### WHAT YOU SHOULD DO
Locate every line in the records below that contains the word "username", and copy each one.
[THE INPUT — start]
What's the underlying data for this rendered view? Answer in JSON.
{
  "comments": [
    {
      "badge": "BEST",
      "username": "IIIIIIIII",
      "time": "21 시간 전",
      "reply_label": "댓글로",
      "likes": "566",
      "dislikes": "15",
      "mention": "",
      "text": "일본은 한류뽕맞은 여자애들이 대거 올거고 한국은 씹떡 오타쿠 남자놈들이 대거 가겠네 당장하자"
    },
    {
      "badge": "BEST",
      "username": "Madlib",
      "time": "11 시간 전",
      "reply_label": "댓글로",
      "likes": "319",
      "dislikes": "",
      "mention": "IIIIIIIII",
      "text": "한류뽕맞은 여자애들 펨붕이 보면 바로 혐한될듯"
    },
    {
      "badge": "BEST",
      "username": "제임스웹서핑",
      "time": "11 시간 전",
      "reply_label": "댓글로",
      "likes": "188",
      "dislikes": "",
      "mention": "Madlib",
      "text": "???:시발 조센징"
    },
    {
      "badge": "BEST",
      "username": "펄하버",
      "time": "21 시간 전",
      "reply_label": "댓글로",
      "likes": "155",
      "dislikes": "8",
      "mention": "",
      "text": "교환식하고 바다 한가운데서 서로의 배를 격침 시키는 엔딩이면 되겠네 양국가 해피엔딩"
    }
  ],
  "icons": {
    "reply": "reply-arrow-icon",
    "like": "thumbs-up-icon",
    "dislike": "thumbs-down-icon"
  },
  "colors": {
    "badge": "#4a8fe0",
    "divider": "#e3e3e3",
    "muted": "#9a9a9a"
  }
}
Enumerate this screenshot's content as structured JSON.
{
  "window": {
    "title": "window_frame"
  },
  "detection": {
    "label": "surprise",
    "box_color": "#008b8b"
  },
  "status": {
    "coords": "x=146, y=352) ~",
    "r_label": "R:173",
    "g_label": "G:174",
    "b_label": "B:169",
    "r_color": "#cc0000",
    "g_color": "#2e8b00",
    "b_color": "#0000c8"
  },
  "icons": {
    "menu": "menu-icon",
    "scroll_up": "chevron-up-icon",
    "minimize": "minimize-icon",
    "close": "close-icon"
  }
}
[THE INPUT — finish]
### TASK RESULT
      "username": "IIIIIIIII",
      "username": "Madlib",
      "username": "제임스웹서핑",
      "username": "펄하버",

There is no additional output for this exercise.